| What you should do |
Work out how many lines in the entries below include the word "name", and give only that figure.

| Data |
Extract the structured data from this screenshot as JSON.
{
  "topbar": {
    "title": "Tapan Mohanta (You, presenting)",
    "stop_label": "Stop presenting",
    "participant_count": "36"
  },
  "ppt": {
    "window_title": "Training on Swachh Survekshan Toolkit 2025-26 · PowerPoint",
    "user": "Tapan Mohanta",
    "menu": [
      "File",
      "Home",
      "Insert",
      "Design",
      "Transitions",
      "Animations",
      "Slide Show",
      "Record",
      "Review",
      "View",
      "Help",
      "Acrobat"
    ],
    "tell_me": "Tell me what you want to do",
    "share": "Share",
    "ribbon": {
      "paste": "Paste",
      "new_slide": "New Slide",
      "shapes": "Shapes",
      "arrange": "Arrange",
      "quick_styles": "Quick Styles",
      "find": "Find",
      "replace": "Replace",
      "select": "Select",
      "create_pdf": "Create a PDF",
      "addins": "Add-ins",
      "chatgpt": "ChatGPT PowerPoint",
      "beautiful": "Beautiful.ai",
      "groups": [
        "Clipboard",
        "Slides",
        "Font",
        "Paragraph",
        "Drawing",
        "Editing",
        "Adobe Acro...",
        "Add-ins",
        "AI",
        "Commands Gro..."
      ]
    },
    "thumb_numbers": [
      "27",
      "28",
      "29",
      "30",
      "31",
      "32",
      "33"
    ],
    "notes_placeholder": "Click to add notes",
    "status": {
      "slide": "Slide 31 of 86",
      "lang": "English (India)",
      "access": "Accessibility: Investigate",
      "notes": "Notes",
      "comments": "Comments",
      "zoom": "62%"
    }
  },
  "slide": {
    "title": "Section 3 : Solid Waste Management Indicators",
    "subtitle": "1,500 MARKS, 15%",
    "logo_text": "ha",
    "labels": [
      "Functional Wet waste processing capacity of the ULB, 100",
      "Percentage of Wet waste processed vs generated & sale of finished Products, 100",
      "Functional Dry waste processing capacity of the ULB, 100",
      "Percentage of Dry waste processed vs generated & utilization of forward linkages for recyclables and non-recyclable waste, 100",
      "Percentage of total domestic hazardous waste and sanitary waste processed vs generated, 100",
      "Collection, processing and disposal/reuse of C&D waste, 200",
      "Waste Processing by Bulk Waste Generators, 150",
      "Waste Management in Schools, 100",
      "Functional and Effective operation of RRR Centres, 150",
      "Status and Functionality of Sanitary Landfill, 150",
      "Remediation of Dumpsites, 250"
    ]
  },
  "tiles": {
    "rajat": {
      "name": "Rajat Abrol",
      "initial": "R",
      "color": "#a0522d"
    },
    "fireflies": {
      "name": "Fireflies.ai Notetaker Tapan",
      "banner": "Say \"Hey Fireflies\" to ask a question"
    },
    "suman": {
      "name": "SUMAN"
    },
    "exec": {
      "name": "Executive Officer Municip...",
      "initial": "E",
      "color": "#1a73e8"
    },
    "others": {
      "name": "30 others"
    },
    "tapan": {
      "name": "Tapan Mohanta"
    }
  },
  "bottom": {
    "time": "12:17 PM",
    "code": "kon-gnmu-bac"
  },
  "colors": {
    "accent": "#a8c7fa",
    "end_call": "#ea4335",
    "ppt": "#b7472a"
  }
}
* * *
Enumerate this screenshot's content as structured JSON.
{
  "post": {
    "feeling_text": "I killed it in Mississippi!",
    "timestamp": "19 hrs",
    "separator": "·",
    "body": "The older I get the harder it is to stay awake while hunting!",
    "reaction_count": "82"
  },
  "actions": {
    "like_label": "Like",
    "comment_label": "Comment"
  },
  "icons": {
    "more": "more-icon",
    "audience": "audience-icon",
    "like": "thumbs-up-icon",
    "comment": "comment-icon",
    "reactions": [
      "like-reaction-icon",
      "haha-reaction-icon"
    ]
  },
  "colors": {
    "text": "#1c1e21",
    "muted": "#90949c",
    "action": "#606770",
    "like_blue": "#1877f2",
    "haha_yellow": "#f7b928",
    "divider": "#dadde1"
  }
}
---
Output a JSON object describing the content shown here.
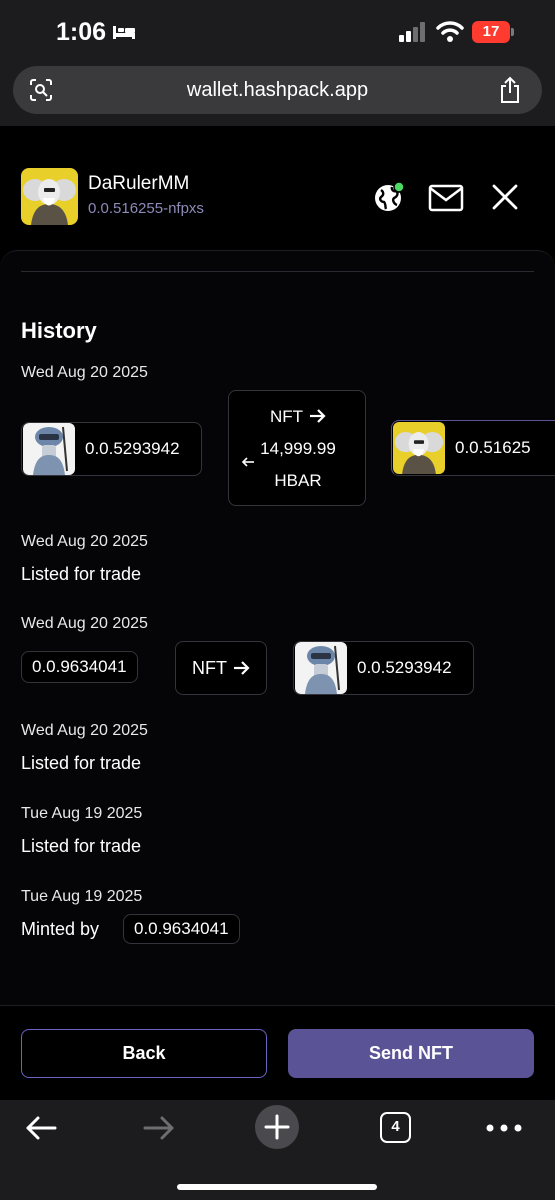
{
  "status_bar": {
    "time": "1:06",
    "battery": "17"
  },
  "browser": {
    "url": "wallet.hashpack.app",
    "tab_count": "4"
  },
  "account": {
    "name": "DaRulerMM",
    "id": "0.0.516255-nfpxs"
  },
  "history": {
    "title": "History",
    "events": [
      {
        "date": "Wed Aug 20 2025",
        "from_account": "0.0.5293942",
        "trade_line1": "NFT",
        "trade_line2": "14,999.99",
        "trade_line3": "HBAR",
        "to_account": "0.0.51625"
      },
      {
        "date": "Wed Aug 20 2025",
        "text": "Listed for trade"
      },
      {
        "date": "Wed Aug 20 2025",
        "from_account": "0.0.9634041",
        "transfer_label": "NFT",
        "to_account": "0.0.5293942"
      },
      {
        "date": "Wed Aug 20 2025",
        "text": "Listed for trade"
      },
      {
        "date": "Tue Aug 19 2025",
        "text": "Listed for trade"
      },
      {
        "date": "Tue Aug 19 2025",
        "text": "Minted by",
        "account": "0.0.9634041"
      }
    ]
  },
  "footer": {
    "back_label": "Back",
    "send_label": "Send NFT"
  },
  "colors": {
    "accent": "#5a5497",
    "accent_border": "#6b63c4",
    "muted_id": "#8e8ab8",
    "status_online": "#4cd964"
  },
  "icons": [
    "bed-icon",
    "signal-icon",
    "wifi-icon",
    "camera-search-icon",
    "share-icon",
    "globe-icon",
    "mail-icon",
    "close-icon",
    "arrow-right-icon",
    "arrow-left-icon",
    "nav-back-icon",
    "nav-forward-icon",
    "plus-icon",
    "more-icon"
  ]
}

| Result of the task |
7